▶ _Provided entries_:
Segment Open

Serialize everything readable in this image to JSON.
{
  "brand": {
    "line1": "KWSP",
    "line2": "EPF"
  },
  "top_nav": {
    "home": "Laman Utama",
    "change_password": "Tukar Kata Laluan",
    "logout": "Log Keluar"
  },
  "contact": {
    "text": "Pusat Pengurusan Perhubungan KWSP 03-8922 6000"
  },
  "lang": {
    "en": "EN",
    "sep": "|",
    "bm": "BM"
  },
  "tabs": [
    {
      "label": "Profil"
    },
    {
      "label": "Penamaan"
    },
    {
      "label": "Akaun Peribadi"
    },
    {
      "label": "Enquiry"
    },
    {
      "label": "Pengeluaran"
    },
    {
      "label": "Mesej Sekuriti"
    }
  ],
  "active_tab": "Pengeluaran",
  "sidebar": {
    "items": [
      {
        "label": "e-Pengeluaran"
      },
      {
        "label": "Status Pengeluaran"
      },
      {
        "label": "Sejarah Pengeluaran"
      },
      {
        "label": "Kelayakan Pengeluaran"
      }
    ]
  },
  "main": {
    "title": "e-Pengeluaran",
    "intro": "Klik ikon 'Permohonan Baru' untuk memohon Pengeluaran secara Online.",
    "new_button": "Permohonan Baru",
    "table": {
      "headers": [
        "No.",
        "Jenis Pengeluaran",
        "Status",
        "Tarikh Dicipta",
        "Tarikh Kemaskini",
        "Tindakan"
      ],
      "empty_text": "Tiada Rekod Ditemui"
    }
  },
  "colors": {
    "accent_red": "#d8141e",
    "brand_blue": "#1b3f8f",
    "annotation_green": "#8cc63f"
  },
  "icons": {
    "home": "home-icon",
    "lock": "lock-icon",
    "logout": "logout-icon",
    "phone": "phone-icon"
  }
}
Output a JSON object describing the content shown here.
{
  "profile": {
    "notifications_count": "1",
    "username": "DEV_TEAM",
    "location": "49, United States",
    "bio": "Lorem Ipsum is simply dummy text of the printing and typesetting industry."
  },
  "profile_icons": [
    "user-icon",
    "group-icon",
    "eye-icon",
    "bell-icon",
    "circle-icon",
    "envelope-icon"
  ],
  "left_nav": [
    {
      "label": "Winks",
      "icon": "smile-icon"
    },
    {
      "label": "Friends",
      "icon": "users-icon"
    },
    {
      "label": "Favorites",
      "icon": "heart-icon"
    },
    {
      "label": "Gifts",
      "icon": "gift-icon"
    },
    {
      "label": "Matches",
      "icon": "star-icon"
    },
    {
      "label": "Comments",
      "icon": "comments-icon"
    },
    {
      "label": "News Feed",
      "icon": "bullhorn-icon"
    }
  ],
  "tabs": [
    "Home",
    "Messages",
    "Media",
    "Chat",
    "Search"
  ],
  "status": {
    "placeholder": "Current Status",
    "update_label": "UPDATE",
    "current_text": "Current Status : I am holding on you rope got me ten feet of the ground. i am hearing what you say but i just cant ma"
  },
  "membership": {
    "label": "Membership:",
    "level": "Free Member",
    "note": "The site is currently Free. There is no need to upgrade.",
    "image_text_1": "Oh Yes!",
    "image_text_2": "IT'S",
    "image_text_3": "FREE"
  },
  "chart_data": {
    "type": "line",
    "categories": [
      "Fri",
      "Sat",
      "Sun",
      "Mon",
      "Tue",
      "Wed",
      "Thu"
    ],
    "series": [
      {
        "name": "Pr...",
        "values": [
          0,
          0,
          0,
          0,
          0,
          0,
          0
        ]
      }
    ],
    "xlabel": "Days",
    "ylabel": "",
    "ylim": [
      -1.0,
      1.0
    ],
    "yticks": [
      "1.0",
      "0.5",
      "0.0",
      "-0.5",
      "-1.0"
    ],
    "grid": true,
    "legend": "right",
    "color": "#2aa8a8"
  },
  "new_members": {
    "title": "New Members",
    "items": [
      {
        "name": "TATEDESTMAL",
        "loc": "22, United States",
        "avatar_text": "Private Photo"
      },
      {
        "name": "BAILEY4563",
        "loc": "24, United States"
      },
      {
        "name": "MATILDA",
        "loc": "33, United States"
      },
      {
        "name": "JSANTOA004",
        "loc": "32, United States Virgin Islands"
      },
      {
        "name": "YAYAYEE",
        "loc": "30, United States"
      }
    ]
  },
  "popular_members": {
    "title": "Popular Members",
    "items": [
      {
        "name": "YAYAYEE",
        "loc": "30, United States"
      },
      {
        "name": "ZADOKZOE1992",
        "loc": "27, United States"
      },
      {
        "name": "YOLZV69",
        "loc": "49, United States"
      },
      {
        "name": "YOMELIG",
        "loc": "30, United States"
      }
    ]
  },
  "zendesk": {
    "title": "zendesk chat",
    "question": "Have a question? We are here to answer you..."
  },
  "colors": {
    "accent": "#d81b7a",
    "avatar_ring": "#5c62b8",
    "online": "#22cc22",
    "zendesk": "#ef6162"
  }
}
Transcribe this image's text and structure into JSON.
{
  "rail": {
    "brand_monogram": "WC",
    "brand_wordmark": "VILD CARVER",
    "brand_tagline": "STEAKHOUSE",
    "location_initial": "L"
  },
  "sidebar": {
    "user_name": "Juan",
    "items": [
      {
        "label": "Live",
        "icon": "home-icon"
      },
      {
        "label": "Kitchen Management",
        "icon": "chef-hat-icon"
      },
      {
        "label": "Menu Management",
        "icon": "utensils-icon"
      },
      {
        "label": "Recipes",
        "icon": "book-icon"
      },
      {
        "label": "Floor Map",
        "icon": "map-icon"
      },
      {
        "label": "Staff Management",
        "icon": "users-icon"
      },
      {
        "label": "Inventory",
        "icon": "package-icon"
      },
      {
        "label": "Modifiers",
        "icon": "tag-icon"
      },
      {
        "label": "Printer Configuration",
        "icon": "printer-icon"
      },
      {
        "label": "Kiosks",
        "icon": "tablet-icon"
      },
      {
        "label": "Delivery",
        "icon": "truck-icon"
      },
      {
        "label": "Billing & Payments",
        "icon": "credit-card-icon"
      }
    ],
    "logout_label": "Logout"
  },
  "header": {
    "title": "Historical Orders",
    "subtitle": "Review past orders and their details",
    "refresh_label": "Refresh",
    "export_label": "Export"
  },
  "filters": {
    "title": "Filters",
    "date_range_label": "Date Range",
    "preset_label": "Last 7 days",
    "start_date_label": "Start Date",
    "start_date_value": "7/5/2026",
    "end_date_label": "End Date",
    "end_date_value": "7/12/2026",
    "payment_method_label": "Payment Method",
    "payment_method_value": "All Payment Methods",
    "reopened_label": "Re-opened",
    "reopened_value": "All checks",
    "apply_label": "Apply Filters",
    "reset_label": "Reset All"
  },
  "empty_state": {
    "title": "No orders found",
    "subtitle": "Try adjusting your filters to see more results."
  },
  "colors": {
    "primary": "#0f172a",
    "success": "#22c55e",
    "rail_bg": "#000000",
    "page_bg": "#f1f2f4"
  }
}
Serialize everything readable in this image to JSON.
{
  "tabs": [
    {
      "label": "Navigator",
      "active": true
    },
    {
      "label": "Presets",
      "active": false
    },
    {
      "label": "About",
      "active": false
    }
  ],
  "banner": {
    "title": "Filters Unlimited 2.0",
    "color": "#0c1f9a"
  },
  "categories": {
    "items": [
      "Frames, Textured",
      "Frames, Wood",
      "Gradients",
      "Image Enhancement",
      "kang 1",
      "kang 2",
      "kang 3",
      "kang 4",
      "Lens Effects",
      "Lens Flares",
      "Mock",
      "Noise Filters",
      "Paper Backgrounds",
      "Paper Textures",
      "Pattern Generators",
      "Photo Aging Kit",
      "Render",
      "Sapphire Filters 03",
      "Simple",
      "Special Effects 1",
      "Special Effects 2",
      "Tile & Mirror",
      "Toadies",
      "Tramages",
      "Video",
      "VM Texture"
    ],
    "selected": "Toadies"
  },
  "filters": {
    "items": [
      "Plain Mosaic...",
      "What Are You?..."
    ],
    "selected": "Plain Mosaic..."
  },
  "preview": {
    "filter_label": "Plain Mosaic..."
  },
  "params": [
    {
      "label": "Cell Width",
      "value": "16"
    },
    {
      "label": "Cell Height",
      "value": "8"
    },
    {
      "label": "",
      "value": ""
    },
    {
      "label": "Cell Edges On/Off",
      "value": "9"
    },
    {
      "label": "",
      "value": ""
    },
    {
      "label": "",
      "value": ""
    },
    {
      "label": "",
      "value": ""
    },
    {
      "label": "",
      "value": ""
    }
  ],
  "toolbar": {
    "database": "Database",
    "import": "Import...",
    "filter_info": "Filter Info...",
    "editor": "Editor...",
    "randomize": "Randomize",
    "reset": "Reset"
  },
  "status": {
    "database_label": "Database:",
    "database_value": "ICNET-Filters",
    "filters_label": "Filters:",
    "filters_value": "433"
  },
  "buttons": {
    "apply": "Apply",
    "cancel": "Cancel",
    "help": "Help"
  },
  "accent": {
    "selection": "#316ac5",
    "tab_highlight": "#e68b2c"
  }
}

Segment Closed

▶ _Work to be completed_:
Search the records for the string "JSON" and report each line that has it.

▶ _Your solution_:
Serialize everything readable in this image to JSON.
Output a JSON object describing the content shown here.
Transcribe this image's text and structure into JSON.
Serialize everything readable in this image to JSON.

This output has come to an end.